He had some 18mm leather straps on sale, and I was looking for a few new options for my Breguet Classique. That’s why I visited him in his peculiar and beautiful office inside a renovated jail. Before he showed me the straps, we talked about watches a bit. I brought a few of my watches as well, and Farid also showed me a few watches he currently has for sale. One of them was this Cartier Tank Obus from the Collection Privée Cartier Paris. I had just seen another Tank Obus at a recent get-together, but this one was special.
Its 27mm × 27mm yellow gold case fits my wrist perfectly, but the guilloché dial is the thing that truly captivated me. When you search for the Tank Obus online, you can definitely find some examples, but many don’t have a guilloché finish on the dial. If they do, the word “Mecanique” is often printed at 6 o’clock. This one is so clean, and it looks great on that dark blue leather strap. It matches perfectly with the blue cabochon in the crown. And its shape, in turn, matches very well with those characteristic mortar-shell lugs from which the Tank Obus (“shell” in French) gets its name. This watch is for sale here for €14,950.

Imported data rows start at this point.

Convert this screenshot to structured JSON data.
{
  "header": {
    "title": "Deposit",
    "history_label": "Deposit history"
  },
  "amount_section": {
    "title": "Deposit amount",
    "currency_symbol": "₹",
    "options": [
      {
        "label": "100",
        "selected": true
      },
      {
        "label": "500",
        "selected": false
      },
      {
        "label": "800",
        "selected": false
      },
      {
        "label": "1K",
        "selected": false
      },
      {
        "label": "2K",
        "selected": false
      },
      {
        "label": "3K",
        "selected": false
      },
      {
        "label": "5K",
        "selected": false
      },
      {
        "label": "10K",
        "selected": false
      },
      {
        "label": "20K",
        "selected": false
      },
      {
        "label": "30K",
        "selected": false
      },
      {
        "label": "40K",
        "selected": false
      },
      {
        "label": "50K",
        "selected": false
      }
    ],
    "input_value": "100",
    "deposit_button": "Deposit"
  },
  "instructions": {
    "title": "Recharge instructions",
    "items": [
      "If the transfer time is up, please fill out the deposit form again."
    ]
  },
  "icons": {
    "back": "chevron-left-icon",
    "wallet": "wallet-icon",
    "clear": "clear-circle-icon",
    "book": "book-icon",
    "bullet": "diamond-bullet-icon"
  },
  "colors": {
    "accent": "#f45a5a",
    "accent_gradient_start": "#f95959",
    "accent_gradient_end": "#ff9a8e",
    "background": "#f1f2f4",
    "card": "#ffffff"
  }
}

Cartier Tortue Monopoussoir CPCP
The Cartier Tortue might not be as famous as the brand’s Tank and the Santos, but for me, it really is a hidden gem. Its curvaceous white gold case perfectly follows the shape of the wrist…or so I’ve heard. You see, I’ve never actually tried one on. The closest I have come is by trying on a Girard-Perregaux Richeville at the same get-together where I saw that Tank Obus. Yes, the GP Richeville is also a nice watch, but it doesn’t stand a chance against the much more sophisticated Cartier Tortue, especially when you compare the chronograph versions to each other.
The Richeville has such big pushers on its fairly small case. You’re much better off with the monopusher version of the Tortue, especially this white gold one that’s for sale through UK-based dealer Subdial right now. Like the Tank Obus, this watch has a beautiful guilloché pattern on the dial, but instead of black printing, it uses blue. It reminds me of the blue used to paint on Dutch Delftware. It gives the watch a more friendly appearance, and it matches so well with the heated blue hands. I also love the studs at each hour and the big Roman numeral “XII” up top. This watch is for sale here for £42,995.
Cartier Tank à Guichets 150th Anniversary CPCP
This final one is a bit of an oddball. It’s a Cartier Tank as well, but it looks more like a stealth bomber. It’s made out of platinum, so it probably also feels very substantial on the wrist. And you can’t really speak of a dial here. Instead, it has two windows through which you can read the jumping hour and the revolving minute ring. It almost looks like a one-eyed smiley face. This Tank à Guichets comes on a magnificent platinum bracelet that reminds me of actual caterpillar tracks. And, as always on Cartier’s platinum watches, it has a ruby in the crown.
There’s no branding whatsoever on the front of the watch; as I said, it’s stealthy. But I like the fact that it’s instantly recognizable as a watch that’s made and designed by Cartier. I’m also intrigued by jumping-hour movements lately. The SpaceOne also has one, and I can already see myself waiting for the disc to jump at each hour. I might have to opt for the SpaceOne, though, because at US$180,000, this Cartier Tank à Guichets will probably remain a dream. It’s located in Hong Kong and sold by 1stDibs.
What would be your dream Cartier?
Again, this is probably just a daydreaming exercise, but it’s a nice one, right? The classic Tank Louis Cartier is also one of my favorites, by the way. While perhaps not as flamboyant as the watches above, it is so sophisticated and so very classy. I also really like the fully square version of the Tank Chinoise. It’s a bit bold, but I very much enjoy the overlaying design of the horizontal beams. All right, that’s enough daydreaming for me. What would be your ideal Cartier watch? Let me know in the comments below.
Featured image: WatchWorks Haarlem